EU air cargo volumes remained buoyant into the month of November, with exceptions such as Frankfurt reflecting a pilot’s strike, rather than long-term downturns.
In the UK, Heathrow’s cargo volumes rose 4.4 percent year-on-year (y-o-y) making it Britain’s largest port, with almost 30 percent of UK exports by value. Heathrow did brisk trade with China, up 10.6 percent, Turkey up 10.4 percent, Mexico up 7.3 percent and Brazil up 5.6 percent. The airport’s CEO, John Holland-Kaye used the opportunity to promote the controversial third runway, saying that, “since the Government’s backing of a third runway, we’ve put a team in place that will help us to deliver the benefits of expansion as quickly as possible.”
Across the channel, Germany’s largest aviation hub floundered as Lufthansa pilots walked off the job, grounding thousands of flights. November cargo fell 2.1 percent y-o-y to 191,461 tonnes. That said, yearly volumes are still up 1.3 percent over 2015, suggesting that November’s slump has more to do with labor issues that with systemic matters. The airport said that, “the strike and an unfavorable timing of weekends and weekdays,” were to blame.
Brussels Airport continued its rapid recovery into November with cargo flights increasing 18 percent to 1,341. Belly cargo was down 11.4 percent but a 55.5 percent increase in full freighter volumes and a further 8.5 percent in integrator capacity more than offset the decline. Total cargo moved in the month was 45,564 tonnes.
Barring any further disruptions, Europe’s major airports are on track for an aggregate improvement in cargo volumes in a year where observers fretted about a slowing economy in China and Brexit, to name just a few consternations.

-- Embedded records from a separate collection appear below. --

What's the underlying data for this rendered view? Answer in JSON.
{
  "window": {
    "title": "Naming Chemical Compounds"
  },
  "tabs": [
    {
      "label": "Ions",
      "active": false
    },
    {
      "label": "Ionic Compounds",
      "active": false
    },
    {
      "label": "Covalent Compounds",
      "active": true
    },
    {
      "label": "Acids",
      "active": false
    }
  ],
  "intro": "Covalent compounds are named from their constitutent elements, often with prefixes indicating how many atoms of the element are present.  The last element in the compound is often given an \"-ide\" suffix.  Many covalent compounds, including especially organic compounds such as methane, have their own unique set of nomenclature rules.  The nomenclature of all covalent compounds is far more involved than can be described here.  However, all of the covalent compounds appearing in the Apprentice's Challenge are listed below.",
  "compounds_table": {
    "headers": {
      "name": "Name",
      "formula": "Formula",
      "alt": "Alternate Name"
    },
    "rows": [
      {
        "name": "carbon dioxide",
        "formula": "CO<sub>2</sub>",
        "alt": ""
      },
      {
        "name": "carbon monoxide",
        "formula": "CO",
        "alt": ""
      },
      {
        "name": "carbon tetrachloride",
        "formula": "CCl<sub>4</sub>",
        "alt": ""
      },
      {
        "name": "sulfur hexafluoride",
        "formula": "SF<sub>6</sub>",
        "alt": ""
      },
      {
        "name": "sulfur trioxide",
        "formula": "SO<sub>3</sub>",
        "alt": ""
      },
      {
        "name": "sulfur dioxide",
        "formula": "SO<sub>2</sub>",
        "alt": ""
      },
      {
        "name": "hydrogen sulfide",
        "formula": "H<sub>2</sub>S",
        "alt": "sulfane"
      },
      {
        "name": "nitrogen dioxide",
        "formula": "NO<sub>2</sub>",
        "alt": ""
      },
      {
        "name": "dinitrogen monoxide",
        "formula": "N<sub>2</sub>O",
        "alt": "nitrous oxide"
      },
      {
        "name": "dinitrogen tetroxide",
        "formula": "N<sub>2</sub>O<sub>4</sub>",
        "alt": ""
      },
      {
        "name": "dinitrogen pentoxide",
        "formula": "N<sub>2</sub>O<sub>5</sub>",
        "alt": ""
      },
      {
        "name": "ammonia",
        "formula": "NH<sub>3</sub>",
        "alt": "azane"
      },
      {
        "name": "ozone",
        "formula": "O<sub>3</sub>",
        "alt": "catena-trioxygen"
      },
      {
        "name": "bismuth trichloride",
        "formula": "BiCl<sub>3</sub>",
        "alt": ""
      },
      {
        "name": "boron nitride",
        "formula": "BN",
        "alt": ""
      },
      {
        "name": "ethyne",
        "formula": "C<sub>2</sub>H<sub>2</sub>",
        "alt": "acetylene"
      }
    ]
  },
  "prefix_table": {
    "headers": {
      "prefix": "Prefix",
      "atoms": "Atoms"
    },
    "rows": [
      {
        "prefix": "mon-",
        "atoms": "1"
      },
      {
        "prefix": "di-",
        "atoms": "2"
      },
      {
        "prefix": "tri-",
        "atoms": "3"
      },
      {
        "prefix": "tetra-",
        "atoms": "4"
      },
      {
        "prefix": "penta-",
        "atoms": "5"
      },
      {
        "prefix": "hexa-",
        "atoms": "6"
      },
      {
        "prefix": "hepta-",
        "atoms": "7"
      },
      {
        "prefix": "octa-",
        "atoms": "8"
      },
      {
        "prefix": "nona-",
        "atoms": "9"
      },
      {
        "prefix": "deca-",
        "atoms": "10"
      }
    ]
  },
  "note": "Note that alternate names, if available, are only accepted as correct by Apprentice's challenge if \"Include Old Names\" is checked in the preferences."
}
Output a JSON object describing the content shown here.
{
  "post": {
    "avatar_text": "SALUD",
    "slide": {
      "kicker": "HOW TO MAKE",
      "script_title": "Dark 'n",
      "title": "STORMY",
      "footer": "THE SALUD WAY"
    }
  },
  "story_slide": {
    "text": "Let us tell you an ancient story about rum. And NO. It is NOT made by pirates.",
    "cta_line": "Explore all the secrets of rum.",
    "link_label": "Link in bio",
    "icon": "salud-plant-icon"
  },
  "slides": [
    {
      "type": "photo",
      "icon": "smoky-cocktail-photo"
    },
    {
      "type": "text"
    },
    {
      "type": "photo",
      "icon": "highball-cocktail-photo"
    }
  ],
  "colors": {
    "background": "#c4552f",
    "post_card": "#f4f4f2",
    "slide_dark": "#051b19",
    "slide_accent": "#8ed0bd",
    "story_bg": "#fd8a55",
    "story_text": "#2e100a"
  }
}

ACI Europe, which represents 500 airports in 45 European countries noted that Freight traffic across Europe jumped by 8.7 percent in October, making it the best monthly performance since May 2011. The organization also pointed to double- and even triple-digit growth at some of the trade bloc’s smaller airports, many in Eastern Europe, as evidence that air freight was stronger than expected.